September 8, 2014 | News | Vineyards

Clearing a Vineyard in the Mosel Today: Still Hard Labor

What has changed when clearing a vineyard today vs. the 1900s? Not much if you work the steep hills of the Mosel, explains Florian Lauer.

Clearing a Vineyard in 1900 | Sheer Hard Labor

Aaron Nix-Gomez (Hogsheadwine) published a nice article on how clearing a hill for winemaking was sheer hard labor a century ago. However, how does this happen today? Is it really that different? Not really, as Florian Lauer explains.

Clearing a Vineyard Today | In Theory Easier

Florian Lauer (Weingut Peter Lauer) has developed somewhat of an expertise on this, having cleared no less than three (!) abandoned vineyards in the last few years.

In principle, there are now quite some “toys for the boys” available to help the enterprising winemaker do the work today (see the pictures here below):

(image: Florian Lauer, Weingut Peter Lauer, all rights reserved)

Clearing the land can be done with the help of a bulldozer capable of cutting through trees of up to 25 cm (10 inches) in diameter. Trench plough tractors can help one get rid of the roots, which are the real problem. If you cannot work with a trench plough, you can use tractors specially equipped (with tons of pulling power) to pull out the roots.

Clearing a Vineyard Today | In Practice Often Hard Labor Too

This is the theory. The practice is very different if, as in the case of the Weingut Peter Lauer, you do this in steep vineyards difficult to access such as the Schonfels (left) or the Saarfeilser (right). Then, you are essentially thrown back to the 1900s ...

(image: Florian Lauer, Weingut Peter Lauer, all rights reserved)

Florian explains us why: “In our vineyard in Schonfels and Saarfeilser which we cleared recently, the inclination was too steep, so we had to cut down the bushes and trees by hand. In none of the vineyards we cleared, we could use a trench plow tractor. We had to literally pull out the deep roots – granted with the help of a specially equipped tractor with special bow ties offering tons of pulling power. But that was the only help modernity gave us!”

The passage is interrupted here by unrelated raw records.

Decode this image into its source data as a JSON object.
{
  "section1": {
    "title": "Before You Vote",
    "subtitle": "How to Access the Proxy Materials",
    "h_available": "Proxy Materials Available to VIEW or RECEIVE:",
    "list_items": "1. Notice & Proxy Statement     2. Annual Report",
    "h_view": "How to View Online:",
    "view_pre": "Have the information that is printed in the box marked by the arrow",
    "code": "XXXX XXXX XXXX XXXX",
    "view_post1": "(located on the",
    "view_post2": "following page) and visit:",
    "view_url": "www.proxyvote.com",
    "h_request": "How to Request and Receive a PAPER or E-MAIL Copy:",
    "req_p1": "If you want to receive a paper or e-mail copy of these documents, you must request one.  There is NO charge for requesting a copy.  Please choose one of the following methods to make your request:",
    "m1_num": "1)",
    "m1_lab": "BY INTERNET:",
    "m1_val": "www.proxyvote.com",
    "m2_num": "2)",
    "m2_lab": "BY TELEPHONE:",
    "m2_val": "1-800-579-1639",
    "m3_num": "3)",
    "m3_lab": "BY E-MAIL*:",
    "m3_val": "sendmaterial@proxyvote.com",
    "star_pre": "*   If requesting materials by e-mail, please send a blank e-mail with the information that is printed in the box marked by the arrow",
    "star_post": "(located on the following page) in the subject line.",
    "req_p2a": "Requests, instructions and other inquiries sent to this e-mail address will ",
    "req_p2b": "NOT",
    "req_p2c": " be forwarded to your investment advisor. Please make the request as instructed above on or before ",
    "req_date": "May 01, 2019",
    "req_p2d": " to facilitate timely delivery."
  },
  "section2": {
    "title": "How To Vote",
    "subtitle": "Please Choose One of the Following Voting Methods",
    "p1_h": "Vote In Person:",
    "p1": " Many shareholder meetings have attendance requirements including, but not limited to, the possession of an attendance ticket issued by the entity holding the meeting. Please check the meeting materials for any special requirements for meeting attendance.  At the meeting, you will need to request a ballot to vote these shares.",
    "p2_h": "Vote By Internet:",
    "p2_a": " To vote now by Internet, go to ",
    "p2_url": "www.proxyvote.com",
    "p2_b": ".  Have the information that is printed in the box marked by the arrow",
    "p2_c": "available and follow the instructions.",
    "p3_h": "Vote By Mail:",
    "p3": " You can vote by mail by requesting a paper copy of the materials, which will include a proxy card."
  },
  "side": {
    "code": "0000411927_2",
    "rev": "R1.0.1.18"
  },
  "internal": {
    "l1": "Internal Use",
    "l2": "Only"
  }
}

Clearing a Vineyard in 1900 | Why Bother Clearing then?

You may wonder why any winemaker would go through such a hassle and clear such vineyards. Well, there are essentially two reasons, which are best explained on the example of the Lambertskirch vineyard in Ayl which the Weingut Peter Lauer cleared a few years ago:

We can only applaud this reviving of old vineyards and look very much forward to tasting the produce of this hard labor in the near future!

(Note added in Sep 2015: Here the first impressions on Lambertskirch wines)

Get Mosel Fine Wines